The dangers inherent in the reconciliation of Emin's unfeigned honesty with the hardcore and sophisticated business of the means of communicating it, is part of the great excitement of her work. It seems that it may be a condition of its success that its momentum continues partly by her willingness to communicate these learnings freely, as discreet teachings. These principally take the form of a generously shared storytelling - of a lived example - instead of a setting of instructions.
Although having a life and art which includes a moral opinion and which is capable of value judgments, her art is not judgemental or self-righteous, but is as modest, or naturally immodest, as appropriate.

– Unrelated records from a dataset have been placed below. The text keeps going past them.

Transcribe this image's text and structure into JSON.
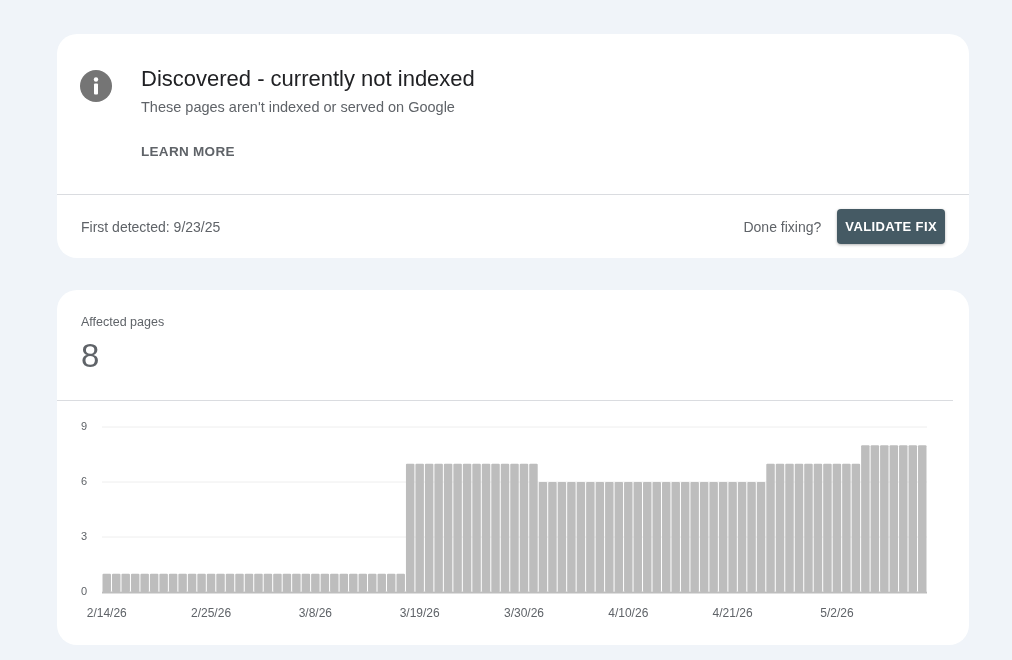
{
  "issue_card": {
    "title": "Discovered - currently not indexed",
    "description": "These pages aren't indexed or served on Google",
    "learn_more": "LEARN MORE",
    "first_detected": "First detected: 9/23/25",
    "done_fixing": "Done fixing?",
    "validate_button": "VALIDATE FIX"
  },
  "affected_card": {
    "label": "Affected pages",
    "count": "8",
    "chart_data": {
      "type": "bar",
      "categories": [
        "2/14/26",
        null,
        null,
        null,
        null,
        null,
        null,
        null,
        null,
        null,
        null,
        "2/25/26",
        null,
        null,
        null,
        null,
        null,
        null,
        null,
        null,
        null,
        null,
        "3/8/26",
        null,
        null,
        null,
        null,
        null,
        null,
        null,
        null,
        null,
        null,
        "3/19/26",
        null,
        null,
        null,
        null,
        null,
        null,
        null,
        null,
        null,
        null,
        "3/30/26",
        null,
        null,
        null,
        null,
        null,
        null,
        null,
        null,
        null,
        null,
        "4/10/26",
        null,
        null,
        null,
        null,
        null,
        null,
        null,
        null,
        null,
        null,
        "4/21/26",
        null,
        null,
        null,
        null,
        null,
        null,
        null,
        null,
        null,
        null,
        "5/2/26",
        null,
        null,
        null,
        null,
        null,
        null,
        null,
        null,
        null
      ],
      "values": [
        1,
        1,
        1,
        1,
        1,
        1,
        1,
        1,
        1,
        1,
        1,
        1,
        1,
        1,
        1,
        1,
        1,
        1,
        1,
        1,
        1,
        1,
        1,
        1,
        1,
        1,
        1,
        1,
        1,
        1,
        1,
        1,
        7,
        7,
        7,
        7,
        7,
        7,
        7,
        7,
        7,
        7,
        7,
        7,
        7,
        7,
        6,
        6,
        6,
        6,
        6,
        6,
        6,
        6,
        6,
        6,
        6,
        6,
        6,
        6,
        6,
        6,
        6,
        6,
        6,
        6,
        6,
        6,
        6,
        6,
        7,
        7,
        7,
        7,
        7,
        7,
        7,
        7,
        7,
        7,
        8,
        8,
        8,
        8,
        8,
        8,
        8
      ],
      "ylim": [
        0,
        9
      ],
      "yticks": [
        0,
        3,
        6,
        9
      ]
    }
  }
}
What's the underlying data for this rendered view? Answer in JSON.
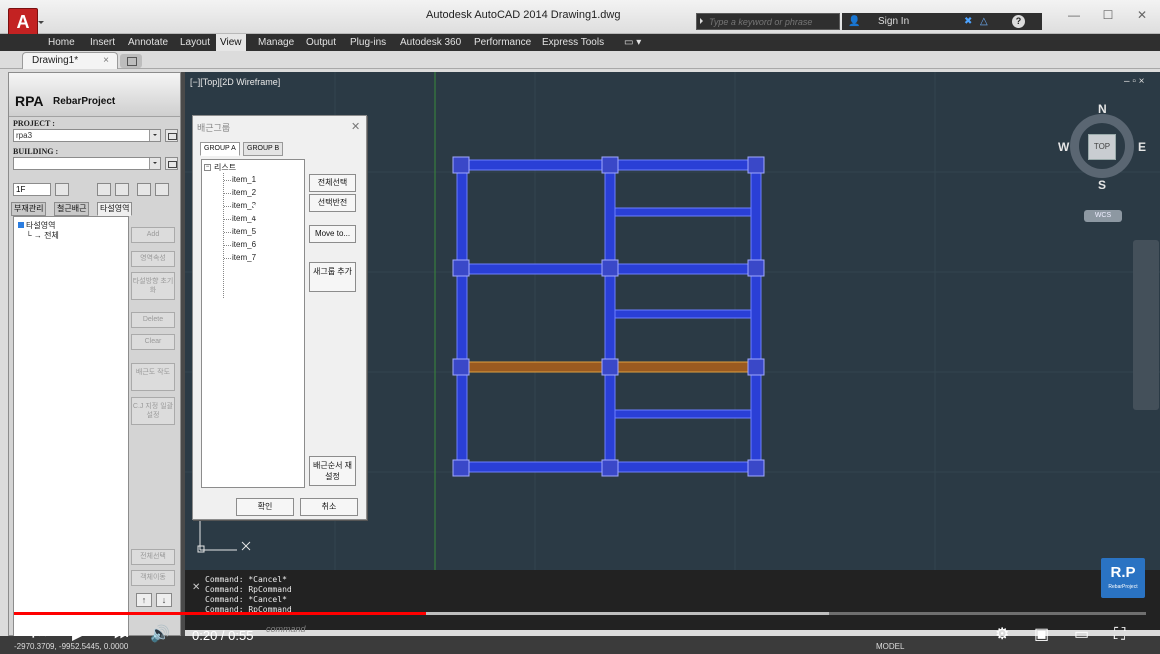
{
  "titlebar": {
    "title": "Autodesk AutoCAD 2014     Drawing1.dwg",
    "search_placeholder": "Type a keyword or phrase",
    "signin": "Sign In",
    "logo_letter": "A"
  },
  "ribbon_tabs": [
    "Home",
    "Insert",
    "Annotate",
    "Layout",
    "View",
    "Manage",
    "Output",
    "Plug-ins",
    "Autodesk 360",
    "Performance",
    "Express Tools"
  ],
  "active_ribbon_tab": "View",
  "doc_tab": "Drawing1*",
  "palette": {
    "brand": "RPA",
    "brand_sub": "RebarProject",
    "project_label": "PROJECT :",
    "project_value": "rpa3",
    "building_label": "BUILDING :",
    "building_value": "",
    "floor_value": "1F",
    "tabs": [
      "부재관리",
      "철근배근",
      "타설영역"
    ],
    "tree_root": "타설영역",
    "tree_child": "전체",
    "buttons": [
      "Add",
      "영역속성",
      "타설방향 초기화",
      "Delete",
      "Clear",
      "배근도 작도",
      "C.J 지정 일괄설정"
    ],
    "bottom_buttons": [
      "전체선택",
      "객체이동"
    ],
    "arrow_up": "↑",
    "arrow_down": "↓"
  },
  "viewport": {
    "label": "[−][Top][2D Wireframe]",
    "viewcube": {
      "top": "TOP",
      "n": "N",
      "s": "S",
      "e": "E",
      "w": "W",
      "wcs": "WCS"
    }
  },
  "dialog": {
    "title": "배근그룹",
    "tabs": [
      "GROUP A",
      "GROUP B"
    ],
    "list_root": "리스트",
    "items": [
      "item_1",
      "item_2",
      "item_3",
      "item_4",
      "item_5",
      "item_6",
      "item_7"
    ],
    "buttons": [
      "전체선택",
      "선택반전",
      "Move to...",
      "새그룹 추가",
      "배근순서 재설정"
    ],
    "ok": "확인",
    "cancel": "취소"
  },
  "command_history": [
    "Command: *Cancel*",
    "Command: RpCommand",
    "Command: *Cancel*",
    "Command: RpCommand"
  ],
  "command_prompt": "command",
  "rp_logo": {
    "big": "R.P",
    "small": "RebarProject"
  },
  "status": {
    "coords": "-2970.3709, -9952.5445, 0.0000",
    "model": "MODEL"
  },
  "video": {
    "current": "0:20",
    "duration": "0:55",
    "progress": 0.3636,
    "buffered": 0.72
  }
}
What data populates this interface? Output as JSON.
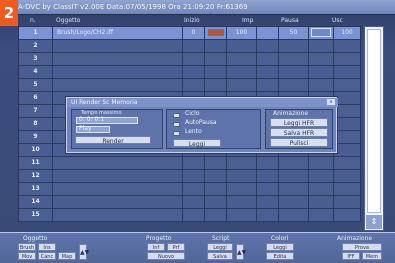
{
  "top": {
    "badge": "2",
    "title": "A-DVC by ClassIT v2.00E Data:07/05/1998 Ora 21:09:20 Fr:61369"
  },
  "table": {
    "headers": [
      "n.",
      "Oggetto",
      "Inizio",
      "Imp",
      "Pausa",
      "Usc"
    ],
    "rows": [
      {
        "num": "1",
        "obj": "Brush/Logo/CH2.iff",
        "i1": "0",
        "i2": "",
        "i3": "100",
        "i4": "",
        "i5": "50",
        "i6": "",
        "i7": "100",
        "selected": true
      },
      {
        "num": "2",
        "obj": "",
        "i1": "",
        "i2": "",
        "i3": "",
        "i4": "",
        "i5": "",
        "i6": "",
        "i7": "",
        "selected": false
      },
      {
        "num": "3",
        "obj": "",
        "i1": "",
        "i2": "",
        "i3": "",
        "i4": "",
        "i5": "",
        "i6": "",
        "i7": "",
        "selected": false
      },
      {
        "num": "4",
        "obj": "",
        "i1": "",
        "i2": "",
        "i3": "",
        "i4": "",
        "i5": "",
        "i6": "",
        "i7": "",
        "selected": false
      },
      {
        "num": "5",
        "obj": "",
        "i1": "",
        "i2": "",
        "i3": "",
        "i4": "",
        "i5": "",
        "i6": "",
        "i7": "",
        "selected": false
      },
      {
        "num": "6",
        "obj": "",
        "i1": "",
        "i2": "",
        "i3": "",
        "i4": "",
        "i5": "",
        "i6": "",
        "i7": "",
        "selected": false
      },
      {
        "num": "7",
        "obj": "",
        "i1": "",
        "i2": "",
        "i3": "",
        "i4": "",
        "i5": "",
        "i6": "",
        "i7": "",
        "selected": false
      },
      {
        "num": "8",
        "obj": "",
        "i1": "",
        "i2": "",
        "i3": "",
        "i4": "",
        "i5": "",
        "i6": "",
        "i7": "",
        "selected": false
      },
      {
        "num": "9",
        "obj": "",
        "i1": "",
        "i2": "",
        "i3": "",
        "i4": "",
        "i5": "",
        "i6": "",
        "i7": "",
        "selected": false
      },
      {
        "num": "10",
        "obj": "",
        "i1": "",
        "i2": "",
        "i3": "",
        "i4": "",
        "i5": "",
        "i6": "",
        "i7": "",
        "selected": false
      },
      {
        "num": "11",
        "obj": "",
        "i1": "",
        "i2": "",
        "i3": "",
        "i4": "",
        "i5": "",
        "i6": "",
        "i7": "",
        "selected": false
      },
      {
        "num": "12",
        "obj": "",
        "i1": "",
        "i2": "",
        "i3": "",
        "i4": "",
        "i5": "",
        "i6": "",
        "i7": "",
        "selected": false
      },
      {
        "num": "13",
        "obj": "",
        "i1": "",
        "i2": "",
        "i3": "",
        "i4": "",
        "i5": "",
        "i6": "",
        "i7": "",
        "selected": false
      },
      {
        "num": "14",
        "obj": "",
        "i1": "",
        "i2": "",
        "i3": "",
        "i4": "",
        "i5": "",
        "i6": "",
        "i7": "",
        "selected": false
      },
      {
        "num": "15",
        "obj": "",
        "i1": "",
        "i2": "",
        "i3": "",
        "i4": "",
        "i5": "",
        "i6": "",
        "i7": "",
        "selected": false
      }
    ]
  },
  "dialog": {
    "title": "UI Render Sc Memoria",
    "left_label": "Tempo massimo",
    "time_value": "0: 0: 0:1",
    "play": "Play",
    "render": "Render",
    "cycle": "Ciclo",
    "auto_pause": "AutoPausa",
    "slow": "Lento",
    "load": "Leggi",
    "animation_title": "Animazione",
    "btn_read_hfr": "Leggi HFR",
    "btn_save_hfr": "Salva HFR",
    "btn_clean": "Pulisci",
    "close": "x"
  },
  "bottom": {
    "groups": {
      "oggetto": "Oggetto",
      "progetto": "Progetto",
      "script": "Script",
      "colori": "Colori",
      "animazione": "Animazione"
    },
    "buttons": {
      "brush": "Brush",
      "inserisci": "Ins",
      "muovi": "Mov",
      "cancella": "Canc",
      "mappa": "Map",
      "inf": "Inf",
      "prf": "Prf",
      "nuovo": "Nuovo",
      "leggi_script": "Leggi",
      "salva_script": "Salva",
      "leggi_colori": "Leggi",
      "edita": "Edita",
      "prova": "Prova",
      "iff": "IFF",
      "mem": "Mem"
    }
  },
  "colors": {
    "badge": "#ef5a1f",
    "grid": "#4a5d90",
    "selected_row": "#7b93d2"
  }
}
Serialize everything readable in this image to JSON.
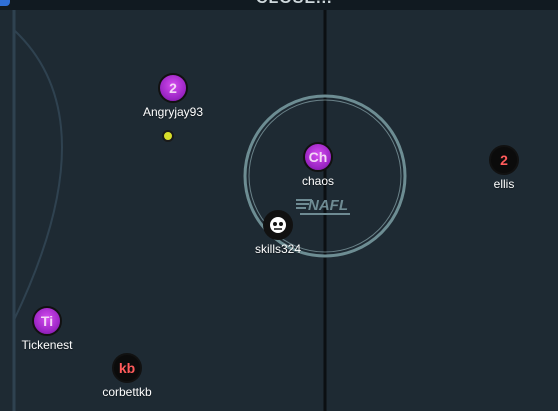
{
  "header": {
    "title_partial": "CLOSE..."
  },
  "players": [
    {
      "initials": "2",
      "name": "Angryjay93",
      "style": "purple"
    },
    {
      "initials": "Ch",
      "name": "chaos",
      "style": "purple"
    },
    {
      "initials": "2",
      "name": "ellis",
      "style": "black"
    },
    {
      "initials": "",
      "name": "skills324",
      "style": "avatar"
    },
    {
      "initials": "Ti",
      "name": "Tickenest",
      "style": "purple"
    },
    {
      "initials": "kb",
      "name": "corbettkb",
      "style": "black"
    }
  ],
  "field": {
    "logo_text": "NAFL"
  },
  "colors": {
    "pitch": "#1e2a33",
    "lines": "#2d3d47",
    "center_line": "#0b0f12",
    "center_circle": "#8fb3b8",
    "purple_token": "#b335d9",
    "black_token": "#0b0b0b",
    "red_text": "#ff5b5b",
    "ball": "#d8de2a"
  },
  "icons": {
    "ball": "ball-icon",
    "avatar": "skull-avatar-icon"
  }
}
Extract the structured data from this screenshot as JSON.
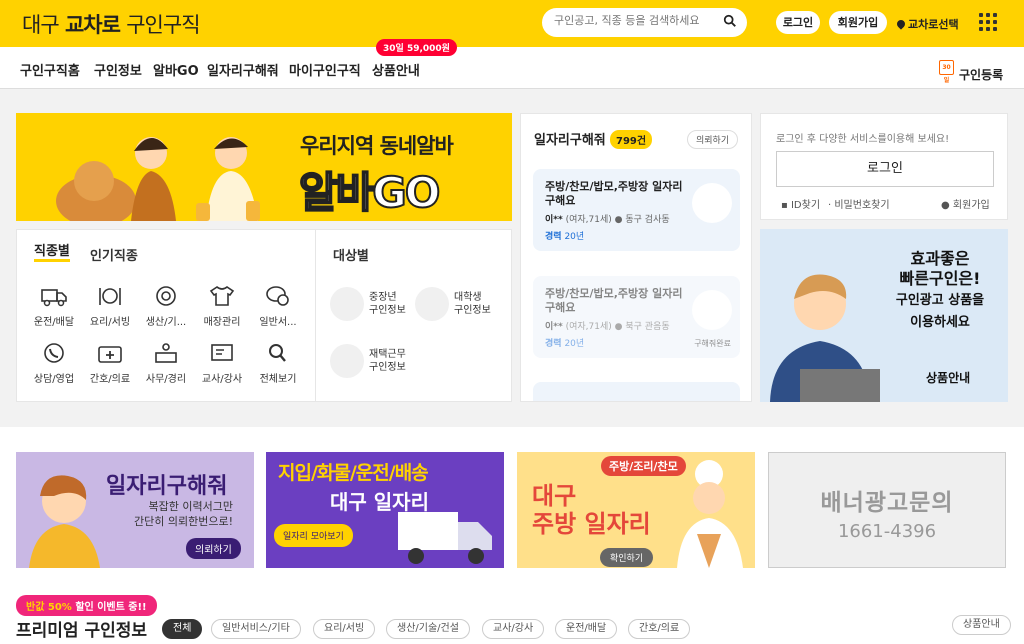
{
  "header": {
    "logo_pre": "대구",
    "logo_brand": "교차로",
    "logo_post": "구인구직",
    "search_placeholder": "구인공고, 직종 등을 검색하세요",
    "login": "로그인",
    "signup": "회원가입",
    "location": "교차로선택"
  },
  "nav": {
    "tabs": [
      "구인구직홈",
      "구인정보",
      "알바GO",
      "일자리구해줘",
      "마이구인구직",
      "상품안내"
    ],
    "badge": "30일 59,000원",
    "register": "구인등록",
    "register_icon_text": "30일"
  },
  "hero": {
    "line1": "우리지역 동네알바",
    "line2": "알바GO"
  },
  "job_categories": {
    "tab_by_job": "직종별",
    "tab_popular": "인기직종",
    "tab_by_target": "대상별",
    "items": [
      {
        "label": "운전/배달",
        "icon": "truck-icon"
      },
      {
        "label": "요리/서빙",
        "icon": "dish-icon"
      },
      {
        "label": "생산/기...",
        "icon": "gear-icon"
      },
      {
        "label": "매장관리",
        "icon": "shirt-icon"
      },
      {
        "label": "일반서...",
        "icon": "chat-icon"
      },
      {
        "label": "상담/영업",
        "icon": "phone-icon"
      },
      {
        "label": "간호/의료",
        "icon": "medical-icon"
      },
      {
        "label": "사무/경리",
        "icon": "desk-icon"
      },
      {
        "label": "교사/강사",
        "icon": "board-icon"
      },
      {
        "label": "전체보기",
        "icon": "search-icon"
      }
    ],
    "targets": [
      {
        "title": "중장년",
        "sub": "구인정보"
      },
      {
        "title": "대학생",
        "sub": "구인정보"
      },
      {
        "title": "재택근무",
        "sub": "구인정보"
      }
    ]
  },
  "seekers": {
    "title": "일자리구해줘",
    "count": "799건",
    "request": "의뢰하기",
    "cards": [
      {
        "title": "주방/찬모/밥모,주방장 일자리 구해요",
        "name": "이**",
        "meta": "(여자,71세)",
        "place": "동구 검사동",
        "exp_label": "경력",
        "exp": "20년",
        "status": ""
      },
      {
        "title": "주방/찬모/밥모,주방장 일자리 구해요",
        "name": "이**",
        "meta": "(여자,71세)",
        "place": "북구 관음동",
        "exp_label": "경력",
        "exp": "20년",
        "status": "구해줘완료"
      }
    ]
  },
  "login_box": {
    "message": "로그인 후 다양한 서비스를이용해 보세요!",
    "button": "로그인",
    "find_id": "ID찾기",
    "find_pw": "비밀번호찾기",
    "join": "회원가입"
  },
  "side_ad": {
    "line1": "효과좋은",
    "line2": "빠른구인은!",
    "line3": "구인광고 상품을",
    "line4": "이용하세요",
    "more": "상품안내"
  },
  "banners": [
    {
      "title": "일자리구해줘",
      "sub1": "복잡한 이력서그만",
      "sub2": "간단히 의뢰한번으로!",
      "button": "의뢰하기"
    },
    {
      "title": "지입/화물/운전/배송",
      "sub": "대구 일자리",
      "button": "일자리 모아보기"
    },
    {
      "tag": "주방/조리/찬모",
      "title1": "대구",
      "title2": "주방 일자리",
      "button": "확인하기"
    },
    {
      "title": "배너광고문의",
      "phone": "1661-4396"
    }
  ],
  "premium": {
    "promo_pre": "반값",
    "promo_pct": "50%",
    "promo_post": "할인 이벤트 중!!",
    "title": "프리미엄 구인정보",
    "chips": [
      "전체",
      "일반서비스/기타",
      "요리/서빙",
      "생산/기술/건설",
      "교사/강사",
      "운전/배달",
      "간호/의료"
    ],
    "more": "상품안내"
  },
  "colors": {
    "brand": "#ffd200",
    "accent_red": "#ff0033",
    "link_blue": "#1e6fd6",
    "promo_pink": "#f0267a"
  }
}
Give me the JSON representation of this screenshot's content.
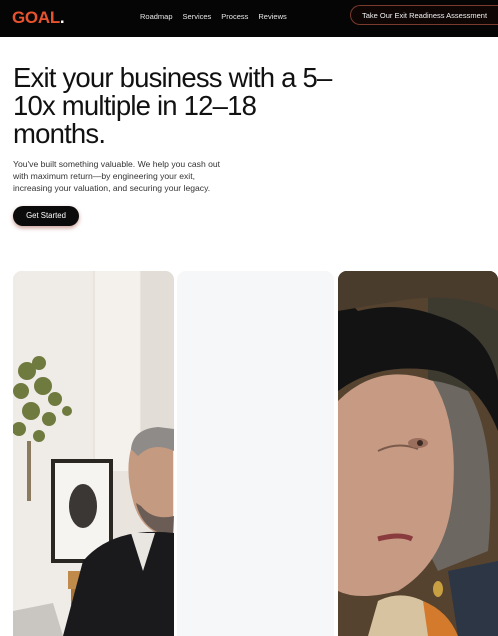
{
  "brand": {
    "name": "GOAL",
    "dot": ".",
    "accent_color": "#e8532e"
  },
  "nav": {
    "links": [
      "Roadmap",
      "Services",
      "Process",
      "Reviews"
    ],
    "cta_label": "Take Our Exit Readiness Assessment"
  },
  "hero": {
    "title": "Exit your business with a 5–10x multiple in 12–18 months.",
    "subtitle": "You've built something valuable. We help you cash out with maximum return—by engineering your exit, increasing your valuation, and securing your legacy.",
    "button_label": "Get Started"
  },
  "cards": {
    "icons": [
      "businessman-photo",
      "blank-card",
      "elderly-woman-photo"
    ]
  }
}
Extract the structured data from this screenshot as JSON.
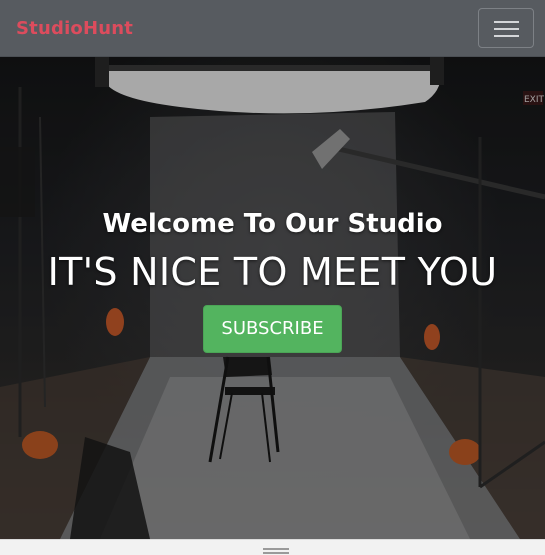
{
  "navbar": {
    "brand": "StudioHunt",
    "brand_color": "#dc4c5d",
    "menu_icon": "hamburger-menu-icon",
    "background": "#575b60"
  },
  "hero": {
    "subtitle": "Welcome To Our Studio",
    "title": "IT'S NICE TO MEET YOU",
    "button_label": "SUBSCRIBE",
    "button_color": "#53b45f",
    "exit_sign": "EXIT",
    "background_description_icon": "photo-studio-backdrop"
  },
  "splitter": {
    "icon": "drag-handle-icon"
  }
}
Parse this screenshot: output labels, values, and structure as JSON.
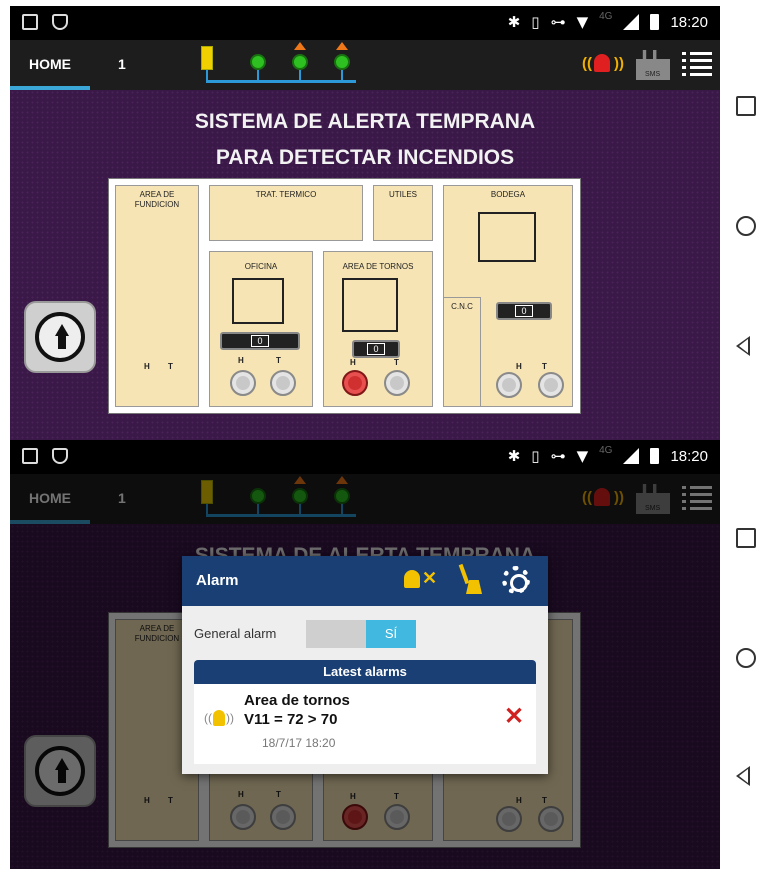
{
  "status": {
    "time": "18:20",
    "signal_label": "4G",
    "bluetooth": "✱",
    "vibrate": "▯",
    "key": "⊶",
    "wifi": "▼"
  },
  "tabs": {
    "home": "HOME",
    "page1": "1"
  },
  "title": {
    "line1": "SISTEMA DE ALERTA TEMPRANA",
    "line2": "PARA DETECTAR INCENDIOS"
  },
  "rooms": {
    "fundicion": "AREA DE FUNDICION",
    "trat_termico": "TRAT. TERMICO",
    "utiles": "UTILES",
    "bodega": "BODEGA",
    "oficina": "OFICINA",
    "tornos": "AREA DE TORNOS",
    "cnc": "C.N.C"
  },
  "readouts": {
    "oficina": "0",
    "tornos": "0",
    "bodega": "0"
  },
  "sensor_labels": {
    "h": "H",
    "t": "T"
  },
  "sms_label": "SMS",
  "icons": {
    "alarm": "alarm-bell-icon",
    "sms": "sms-factory-icon",
    "menu": "menu-list-icon",
    "up": "arrow-up-icon"
  },
  "colors": {
    "accent": "#3ba6d8",
    "dialog_header": "#1a3f74",
    "background": "#3a1848",
    "alarm_red": "#d03030"
  },
  "dialog": {
    "title": "Alarm",
    "general_alarm_label": "General alarm",
    "general_alarm_value": "SÍ",
    "latest_alarms_label": "Latest alarms",
    "alarm": {
      "name": "Area de tornos",
      "value": "V11 = 72  > 70",
      "time": "18/7/17  18:20",
      "bell_waves_left": "((",
      "bell_waves_right": "))"
    },
    "close_glyph": "✕",
    "bellx_glyph": "✕"
  },
  "alarm_waves": {
    "left": "((",
    "right": "))"
  }
}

Although experientially bruised, Emin has not overly defined herself relative to a disputatious relationship with the authors of her misfortune, whether on a gender or any other basis. She does not perpetuate life's sufferings by the over-advertising of even the most legitimate indignations. Her observations of pain seem to be made more from an ethically experienced acceptance, that seeks to identify what is appropriately compassionate, than from a position of litigiously resentful petitionings and revenges.
Any concerns that Emin's raw material, her life's story so far, is exhaustible, and that she is living in an island autopia leading eventually to an auto-cannibalism, are unfounded. Conditional on faith, and faith in art, Tracey Emin's becomes a self-sustainable, mini eco-system of her feelings, whose principal resource is not the finality of the anecdotes of herself, but the infinite outside herself of which she is a part. The spiritual enrichments of her art benefit an endlessly expansive, less local interpretation. As Tracey Emin may, if she wishes, hold infinity in the palms of her hands, and eternity in an hour, then we shall certainly see Tracey Emin in a grain of Margate sand.
Emin's works are powerfully legible, unashamedly narrative mediations. She is an ethical artist whose art is blessedly free of the leprosies and gonorrhoeas of irony, parody, and the other contemporary etceteras... hers is a gently enforced, silly-clever-bastard, sarcasm free zone. Her works are a generous service to her community, which is us. They are the kindly works of a very singular artist, whose art of revelation is intimately convincing and which indicates the enormity beyond concealment.
1 This is a self-description taken from an interview with David Lillington in Metropolis magazine, issue 3, June 1996.
This essay is partly based on a review of The Tracey Emin Museum written by Neal Brown and published in frieze magazine, issue 27, March/April 1996.
First published in Brown, Neal, Kent, Sarah and Collings, Matthew. Tracey Emin, (London: Jay Jopling/White Cube, 1998)